If companies cannot get CMMC certified in the next year, they risk missing out on the ability to win contracts that have CMMC certification requirements. The DoD has also stated that over the last few years, their assessments reveal that only 25% of companies assessed were fully compliant. Companies need to start today because the lead time to remediate their environments could take 12 months or more, and then the lead time to get assessed by a C3PAO could be many more months as they wait in line with everyone else. Don’t wait for the majority; be an early adopter!
How do you see government guidelines for cybersecurity advancing?
There are a lot of opinions about how the government will advance cybersecurity guidelines for the DIB. In May 2021, President Biden issued Executive Order 14028: “Improving the Nation’s Cybersecurity,” which mandated the adoption of Zero Trust after a series of attacks on critical infrastructure. In January 2022, the Office of Management and Budget (OMB) then issued Memorandum M-22-09: “Moving the U.S. Government Toward Zero Trust Cybersecurity Principles” which advised on best practices for implementing Zero Trust, along with providing mandates for targets that must be achieved by 2024.

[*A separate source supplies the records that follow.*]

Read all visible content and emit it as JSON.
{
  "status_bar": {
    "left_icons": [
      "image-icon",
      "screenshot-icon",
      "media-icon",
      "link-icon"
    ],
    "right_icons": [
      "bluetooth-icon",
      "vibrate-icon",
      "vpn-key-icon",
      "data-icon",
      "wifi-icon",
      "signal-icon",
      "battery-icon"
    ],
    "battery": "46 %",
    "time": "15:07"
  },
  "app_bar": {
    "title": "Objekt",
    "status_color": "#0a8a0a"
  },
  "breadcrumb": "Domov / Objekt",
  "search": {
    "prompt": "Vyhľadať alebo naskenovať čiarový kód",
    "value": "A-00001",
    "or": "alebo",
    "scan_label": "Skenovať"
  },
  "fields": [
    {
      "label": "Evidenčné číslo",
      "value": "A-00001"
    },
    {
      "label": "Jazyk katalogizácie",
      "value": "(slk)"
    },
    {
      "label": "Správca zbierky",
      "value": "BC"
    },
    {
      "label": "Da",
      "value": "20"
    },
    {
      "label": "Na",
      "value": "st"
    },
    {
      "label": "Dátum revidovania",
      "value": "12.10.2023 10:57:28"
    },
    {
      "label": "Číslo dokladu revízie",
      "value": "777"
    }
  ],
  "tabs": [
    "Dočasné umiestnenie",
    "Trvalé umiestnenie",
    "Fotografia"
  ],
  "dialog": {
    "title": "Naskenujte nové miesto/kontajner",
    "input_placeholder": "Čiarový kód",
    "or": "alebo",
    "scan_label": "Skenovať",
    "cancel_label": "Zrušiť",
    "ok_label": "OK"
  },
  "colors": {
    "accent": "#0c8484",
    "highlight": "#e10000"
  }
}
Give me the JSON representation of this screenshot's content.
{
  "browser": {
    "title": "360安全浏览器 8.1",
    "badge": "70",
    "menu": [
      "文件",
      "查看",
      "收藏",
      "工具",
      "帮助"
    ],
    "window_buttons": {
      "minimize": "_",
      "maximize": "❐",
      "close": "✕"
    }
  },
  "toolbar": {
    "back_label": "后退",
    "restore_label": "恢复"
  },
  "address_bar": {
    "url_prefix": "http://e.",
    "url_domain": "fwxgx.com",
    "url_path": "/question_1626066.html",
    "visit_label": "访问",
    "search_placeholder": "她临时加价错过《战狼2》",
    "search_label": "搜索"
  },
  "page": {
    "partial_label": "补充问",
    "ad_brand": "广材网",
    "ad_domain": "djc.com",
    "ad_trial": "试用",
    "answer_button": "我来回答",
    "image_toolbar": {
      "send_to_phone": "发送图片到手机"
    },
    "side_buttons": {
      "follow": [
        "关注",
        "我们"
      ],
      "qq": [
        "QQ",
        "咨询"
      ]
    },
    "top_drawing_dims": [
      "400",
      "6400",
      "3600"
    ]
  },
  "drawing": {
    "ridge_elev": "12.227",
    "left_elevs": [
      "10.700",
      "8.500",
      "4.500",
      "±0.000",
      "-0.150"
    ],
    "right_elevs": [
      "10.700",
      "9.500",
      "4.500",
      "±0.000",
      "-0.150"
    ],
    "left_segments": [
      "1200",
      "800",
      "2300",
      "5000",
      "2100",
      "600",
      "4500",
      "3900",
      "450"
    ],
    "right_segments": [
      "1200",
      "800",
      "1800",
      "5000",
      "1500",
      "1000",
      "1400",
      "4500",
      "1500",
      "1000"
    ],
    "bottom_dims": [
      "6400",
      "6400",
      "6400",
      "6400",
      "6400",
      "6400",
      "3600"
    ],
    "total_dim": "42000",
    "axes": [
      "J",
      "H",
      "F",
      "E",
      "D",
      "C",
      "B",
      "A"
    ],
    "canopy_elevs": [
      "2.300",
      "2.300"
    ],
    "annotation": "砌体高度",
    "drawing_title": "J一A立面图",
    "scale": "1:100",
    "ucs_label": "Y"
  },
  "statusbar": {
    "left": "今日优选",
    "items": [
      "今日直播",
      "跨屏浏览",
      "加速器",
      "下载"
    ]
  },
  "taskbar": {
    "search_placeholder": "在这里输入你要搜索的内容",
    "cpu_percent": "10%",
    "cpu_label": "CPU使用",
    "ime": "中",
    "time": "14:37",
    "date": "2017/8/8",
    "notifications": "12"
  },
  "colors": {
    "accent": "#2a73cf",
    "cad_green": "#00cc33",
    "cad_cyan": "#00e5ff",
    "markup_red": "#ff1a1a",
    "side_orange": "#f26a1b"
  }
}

I started to see the writing on the wall in 2020, before the executive order was issued. Cybersecurity professionals were starting to pay more attention to Zero Trust, more conversations were being had and there were more debates about the merits of such an approach and the viability of such a plan across the government.
What is Zero Trust? Zero Trust is a strategic approach that eliminates implicit trust in digital interactions and requires continuous validation. It ensures that every person and device granted access is who and what they say they are. Even if they were just validated a few moments ago, they must validate again. As threat actors continue to seek and find weaknesses in our defenses, we must find new ways to operate in a safe and secure manner, in ways that do not hinder but encourage business innovation and growth.